▶ Work request: Look through the listing and locate every line containing the word "Inserisci"; copy those lines.

(Beginning of Extracted material)

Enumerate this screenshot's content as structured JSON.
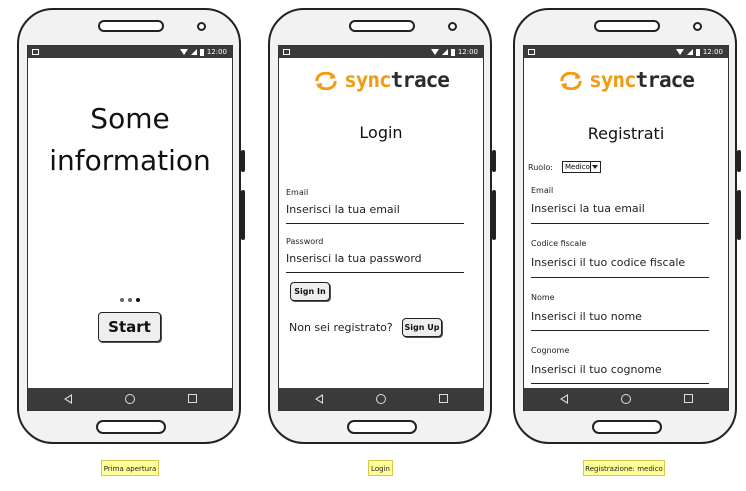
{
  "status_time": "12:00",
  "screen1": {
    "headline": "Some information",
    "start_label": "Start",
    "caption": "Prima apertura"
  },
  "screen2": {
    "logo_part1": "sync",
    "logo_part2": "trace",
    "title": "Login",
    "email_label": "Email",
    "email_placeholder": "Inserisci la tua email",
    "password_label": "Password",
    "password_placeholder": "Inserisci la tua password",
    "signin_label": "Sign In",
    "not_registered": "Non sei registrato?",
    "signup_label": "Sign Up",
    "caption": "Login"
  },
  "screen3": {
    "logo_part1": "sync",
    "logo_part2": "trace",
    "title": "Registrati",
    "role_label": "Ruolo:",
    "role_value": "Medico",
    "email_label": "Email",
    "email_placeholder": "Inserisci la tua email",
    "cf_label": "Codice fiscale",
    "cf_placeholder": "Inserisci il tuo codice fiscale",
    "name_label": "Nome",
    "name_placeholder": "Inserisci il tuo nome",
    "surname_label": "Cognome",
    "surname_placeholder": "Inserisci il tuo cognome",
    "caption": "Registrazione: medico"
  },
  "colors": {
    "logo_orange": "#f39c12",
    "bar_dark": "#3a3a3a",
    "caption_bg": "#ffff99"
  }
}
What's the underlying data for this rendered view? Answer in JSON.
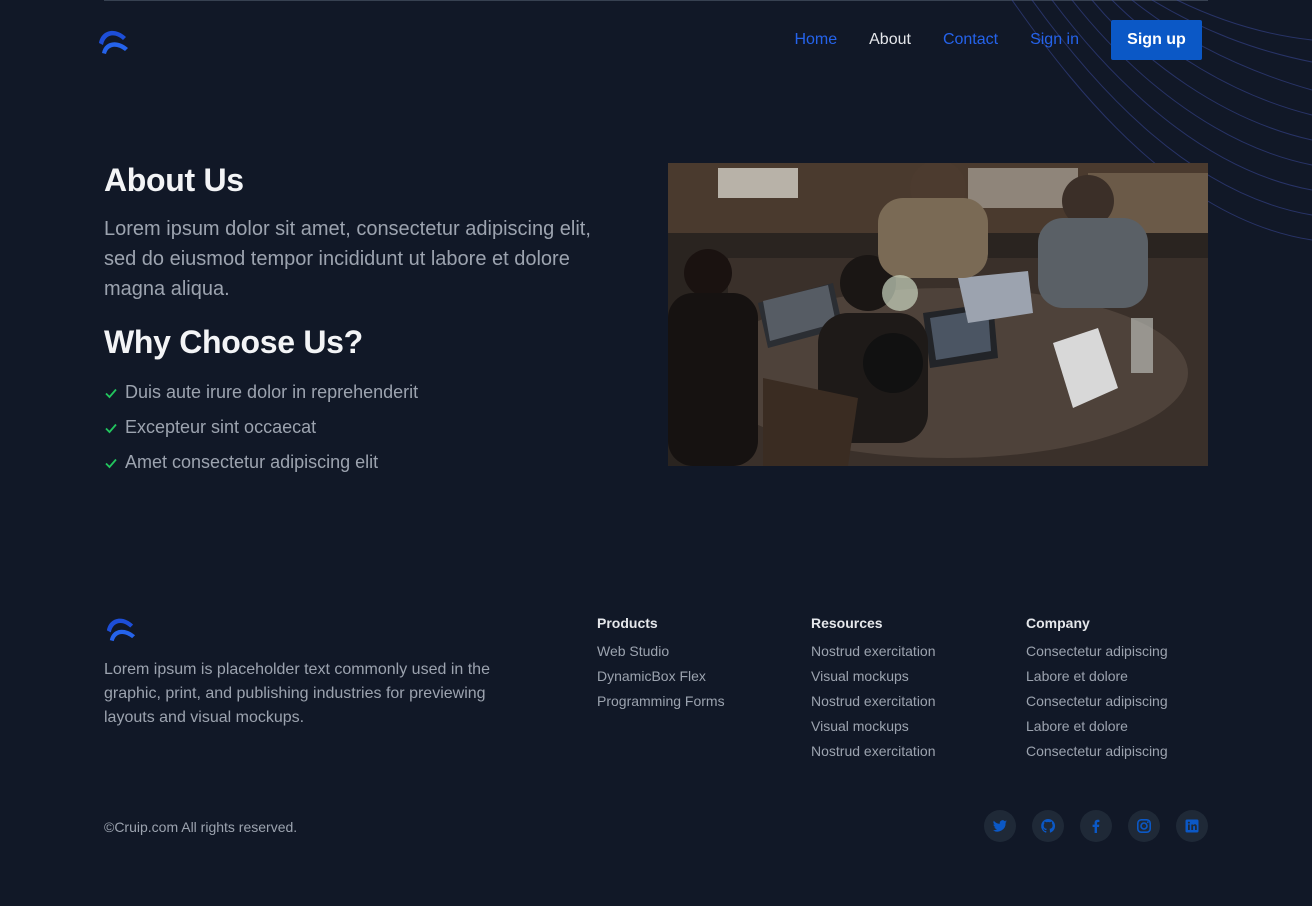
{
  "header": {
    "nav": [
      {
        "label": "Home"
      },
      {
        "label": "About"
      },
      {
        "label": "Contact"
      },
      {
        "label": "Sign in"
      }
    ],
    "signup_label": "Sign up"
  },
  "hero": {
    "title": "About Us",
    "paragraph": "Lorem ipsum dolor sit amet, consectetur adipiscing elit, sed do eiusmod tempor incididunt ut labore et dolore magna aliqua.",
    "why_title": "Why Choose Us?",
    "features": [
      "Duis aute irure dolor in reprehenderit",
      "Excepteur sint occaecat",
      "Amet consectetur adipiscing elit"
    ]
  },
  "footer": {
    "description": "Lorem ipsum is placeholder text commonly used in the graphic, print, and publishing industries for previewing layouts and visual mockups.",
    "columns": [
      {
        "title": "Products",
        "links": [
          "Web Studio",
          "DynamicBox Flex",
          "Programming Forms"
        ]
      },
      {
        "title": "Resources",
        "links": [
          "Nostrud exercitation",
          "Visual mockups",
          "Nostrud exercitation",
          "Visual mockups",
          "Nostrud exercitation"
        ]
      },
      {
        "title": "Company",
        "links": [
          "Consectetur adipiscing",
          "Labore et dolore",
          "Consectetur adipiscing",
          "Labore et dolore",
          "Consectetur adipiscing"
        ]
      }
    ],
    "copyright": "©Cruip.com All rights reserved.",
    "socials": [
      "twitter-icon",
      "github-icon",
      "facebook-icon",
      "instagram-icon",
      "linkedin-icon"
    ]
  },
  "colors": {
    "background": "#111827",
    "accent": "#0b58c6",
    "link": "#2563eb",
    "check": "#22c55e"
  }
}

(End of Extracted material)

▶ Solution to the exercise:
    "email_placeholder": "Inserisci la tua email",
    "password_placeholder": "Inserisci la tua password",
    "email_placeholder": "Inserisci la tua email",
    "cf_placeholder": "Inserisci il tuo codice fiscale",
    "name_placeholder": "Inserisci il tuo nome",
    "surname_placeholder": "Inserisci il tuo cognome",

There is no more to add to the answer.